Fri | Apr 19, 2019

Rita Marley Foundation links students to university leaders

Published:Wednesday | April 25, 2018 | 12:00 AMShereita Grizzle/Gleaner Writer
Finalists from this year’s Rita Marley Foundation’s Public Speaking competition and finalists from last year’s Essay Competition who spent the day with representatives from some of the top universities in the island.

Finalists from this year's Rita Marley Foundation's Public Speaking competition, and finalists from last year's essay competition, recently got the rare opportunity to have discussions with the heads of the top universities in the island.

Students from York Castle, Wolmer's Girls and Boys, Immaculate Conception High and Jamaica College spent the day having in-depth conversations with Dr Stephen Vasciannie, president of the University of Technology, and Dr Dale Webber, pro vice-chancellor of graduate studies and research at the University of the West Indies.

The meeting with the students was initially scheduled for 45 minutes, but ran over, as the students tackled the leaders about issues affecting the country, including gender bias and discrimination.

Pointing to the differences between the numbers of women in universities to the number of women in leadership positions in the workforce, several of the students argued that the scales continue to be unbalanced as the workforce continues to favour men over women.

Wolmer's Boys' School teacher Karen Gobern, in trying to put forward arguments for the difference in numbers, explained that boys generally enter the workforce before women. She noted that boys are usually more affected by issues at home, and are often looked to as the breadwinner. The latter, she explained, causes many boys to seek jobs at a younger age, and says because of that, the number of men in the workforce will always be higher.




Urging students not to get discouraged by figures and current data, they encouraged the future leaders to ensure that whatever profession they choose, they should be passionate about it.

Dr Webber, backed by his colleagues Dr Carolyn Hayle (tourism studies, UWI) and Suchetta Stephenson (admin officer, research, UWI), told the students that while education is the best tool to achieve upward mobility, they should do what they love and not focus on the money, or their parents' choice for their lives.
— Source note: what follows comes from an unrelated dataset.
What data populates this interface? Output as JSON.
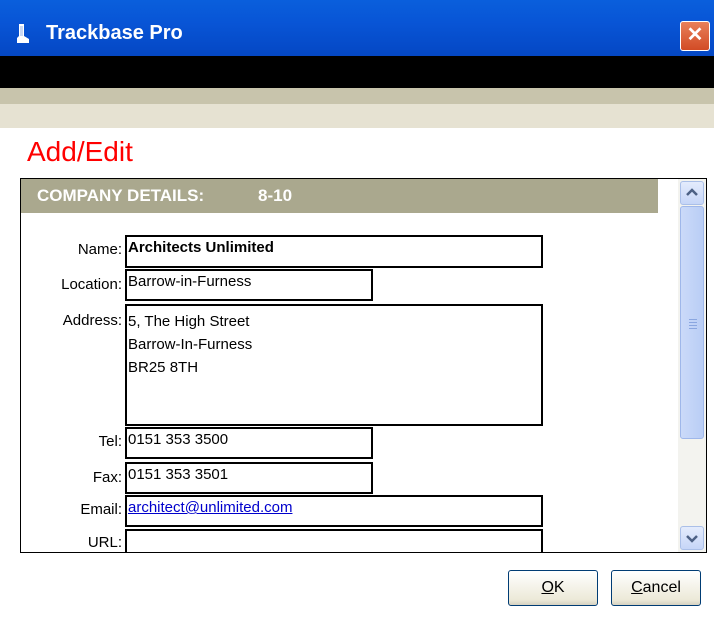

Both Vasciannie and Webber, praised the Rita Marley Foundation for its work with the youth, and encouraged the organisation to continue the good work.